- GIVEN ENTRIES -
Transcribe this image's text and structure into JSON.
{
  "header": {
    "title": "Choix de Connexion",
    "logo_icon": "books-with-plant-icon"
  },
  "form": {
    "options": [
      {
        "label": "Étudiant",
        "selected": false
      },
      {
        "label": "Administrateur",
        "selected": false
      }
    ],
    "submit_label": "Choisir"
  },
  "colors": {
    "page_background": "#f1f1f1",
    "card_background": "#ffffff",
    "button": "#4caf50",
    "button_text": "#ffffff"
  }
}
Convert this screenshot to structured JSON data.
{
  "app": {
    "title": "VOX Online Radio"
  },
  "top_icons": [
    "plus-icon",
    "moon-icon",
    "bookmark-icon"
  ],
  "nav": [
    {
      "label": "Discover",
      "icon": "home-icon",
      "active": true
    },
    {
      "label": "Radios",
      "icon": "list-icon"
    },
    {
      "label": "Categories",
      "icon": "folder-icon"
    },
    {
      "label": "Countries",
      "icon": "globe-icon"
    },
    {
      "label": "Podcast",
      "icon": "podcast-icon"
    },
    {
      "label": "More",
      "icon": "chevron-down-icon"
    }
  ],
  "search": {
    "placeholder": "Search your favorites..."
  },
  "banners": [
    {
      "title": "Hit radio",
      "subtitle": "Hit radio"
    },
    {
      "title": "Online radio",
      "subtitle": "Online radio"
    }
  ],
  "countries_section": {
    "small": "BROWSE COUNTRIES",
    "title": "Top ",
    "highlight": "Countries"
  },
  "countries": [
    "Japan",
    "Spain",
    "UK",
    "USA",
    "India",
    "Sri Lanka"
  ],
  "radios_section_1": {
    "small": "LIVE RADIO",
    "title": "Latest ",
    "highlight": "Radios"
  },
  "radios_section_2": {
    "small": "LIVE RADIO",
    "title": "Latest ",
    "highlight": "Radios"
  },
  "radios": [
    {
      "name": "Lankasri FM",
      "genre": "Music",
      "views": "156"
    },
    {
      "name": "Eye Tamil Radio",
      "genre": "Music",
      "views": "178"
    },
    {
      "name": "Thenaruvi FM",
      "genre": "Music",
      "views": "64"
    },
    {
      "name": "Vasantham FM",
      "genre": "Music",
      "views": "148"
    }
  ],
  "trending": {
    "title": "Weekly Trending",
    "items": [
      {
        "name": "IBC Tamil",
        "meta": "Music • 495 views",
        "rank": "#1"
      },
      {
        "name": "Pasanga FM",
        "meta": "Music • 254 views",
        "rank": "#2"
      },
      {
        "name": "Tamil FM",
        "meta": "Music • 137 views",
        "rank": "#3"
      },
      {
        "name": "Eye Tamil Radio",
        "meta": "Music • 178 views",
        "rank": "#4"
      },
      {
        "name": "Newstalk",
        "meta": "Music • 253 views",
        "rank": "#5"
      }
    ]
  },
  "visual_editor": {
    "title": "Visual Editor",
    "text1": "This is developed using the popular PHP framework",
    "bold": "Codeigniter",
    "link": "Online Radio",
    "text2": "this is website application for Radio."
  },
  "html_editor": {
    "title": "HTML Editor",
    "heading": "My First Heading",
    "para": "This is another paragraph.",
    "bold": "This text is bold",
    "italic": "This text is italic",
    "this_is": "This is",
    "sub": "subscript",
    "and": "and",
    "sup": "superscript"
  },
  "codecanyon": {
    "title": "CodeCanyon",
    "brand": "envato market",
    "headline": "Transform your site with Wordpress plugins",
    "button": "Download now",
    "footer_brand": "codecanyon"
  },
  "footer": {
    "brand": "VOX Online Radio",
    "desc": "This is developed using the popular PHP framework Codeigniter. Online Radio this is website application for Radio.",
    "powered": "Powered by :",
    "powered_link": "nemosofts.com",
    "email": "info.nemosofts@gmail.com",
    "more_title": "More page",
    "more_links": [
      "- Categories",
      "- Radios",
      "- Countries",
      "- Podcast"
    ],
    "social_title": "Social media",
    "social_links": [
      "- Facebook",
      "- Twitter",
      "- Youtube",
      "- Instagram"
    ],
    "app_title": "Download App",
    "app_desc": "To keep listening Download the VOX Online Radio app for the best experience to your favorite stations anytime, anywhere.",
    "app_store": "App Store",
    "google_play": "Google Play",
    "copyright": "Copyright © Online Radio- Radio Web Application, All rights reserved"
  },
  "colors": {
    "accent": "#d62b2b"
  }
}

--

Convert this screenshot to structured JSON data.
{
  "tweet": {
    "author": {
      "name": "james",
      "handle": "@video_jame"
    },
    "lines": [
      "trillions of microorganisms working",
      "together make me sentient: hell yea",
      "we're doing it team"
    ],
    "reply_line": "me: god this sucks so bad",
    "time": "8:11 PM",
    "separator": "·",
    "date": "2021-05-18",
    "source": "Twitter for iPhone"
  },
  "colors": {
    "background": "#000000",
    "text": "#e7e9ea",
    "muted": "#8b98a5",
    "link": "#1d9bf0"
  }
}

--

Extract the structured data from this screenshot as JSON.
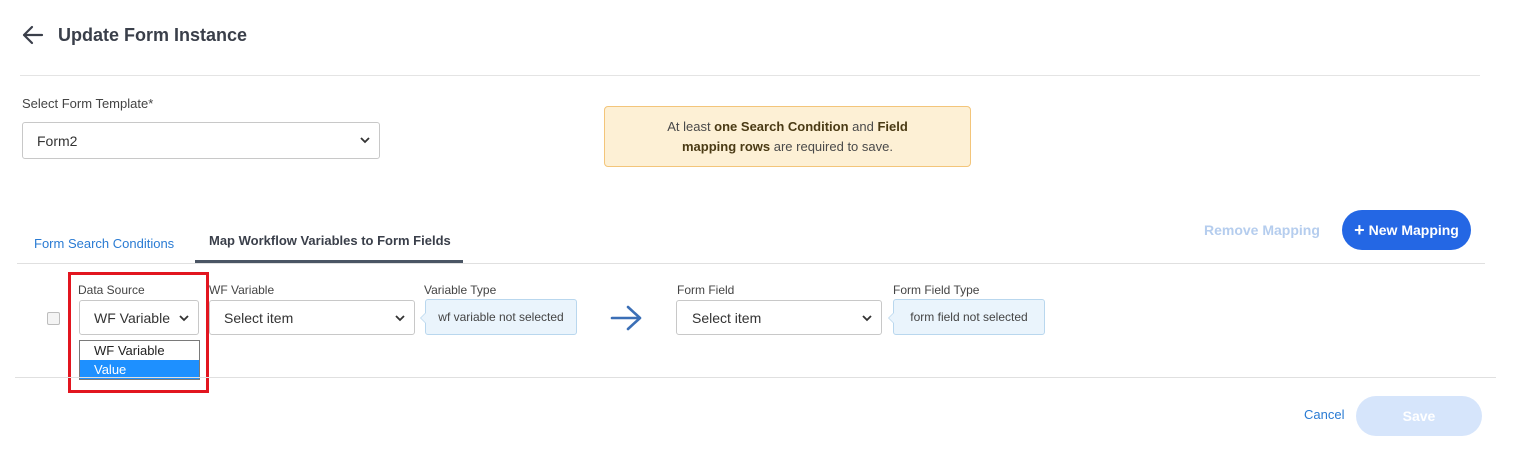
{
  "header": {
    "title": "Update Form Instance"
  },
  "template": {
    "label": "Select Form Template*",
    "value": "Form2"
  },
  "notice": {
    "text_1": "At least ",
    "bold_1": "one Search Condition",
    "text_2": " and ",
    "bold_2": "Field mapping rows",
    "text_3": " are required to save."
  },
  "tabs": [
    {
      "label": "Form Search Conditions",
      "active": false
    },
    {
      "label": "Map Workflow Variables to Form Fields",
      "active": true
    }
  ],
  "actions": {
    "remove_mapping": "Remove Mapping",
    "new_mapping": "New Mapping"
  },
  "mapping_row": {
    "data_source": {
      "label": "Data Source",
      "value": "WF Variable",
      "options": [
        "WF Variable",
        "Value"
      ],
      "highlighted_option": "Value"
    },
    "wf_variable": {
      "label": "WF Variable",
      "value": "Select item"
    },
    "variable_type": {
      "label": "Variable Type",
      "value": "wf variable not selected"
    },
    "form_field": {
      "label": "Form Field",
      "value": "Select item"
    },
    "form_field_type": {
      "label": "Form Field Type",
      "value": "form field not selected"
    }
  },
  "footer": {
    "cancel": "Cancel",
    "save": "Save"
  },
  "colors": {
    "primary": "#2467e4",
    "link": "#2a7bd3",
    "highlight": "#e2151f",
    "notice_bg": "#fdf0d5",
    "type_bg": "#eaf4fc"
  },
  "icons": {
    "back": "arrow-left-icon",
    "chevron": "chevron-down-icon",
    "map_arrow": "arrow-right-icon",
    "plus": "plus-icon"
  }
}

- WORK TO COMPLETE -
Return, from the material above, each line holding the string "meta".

- WRITTEN SOLUTION -
        "meta": "Music • 495 views",
        "meta": "Music • 254 views",
        "meta": "Music • 137 views",
        "meta": "Music • 178 views",
        "meta": "Music • 253 views",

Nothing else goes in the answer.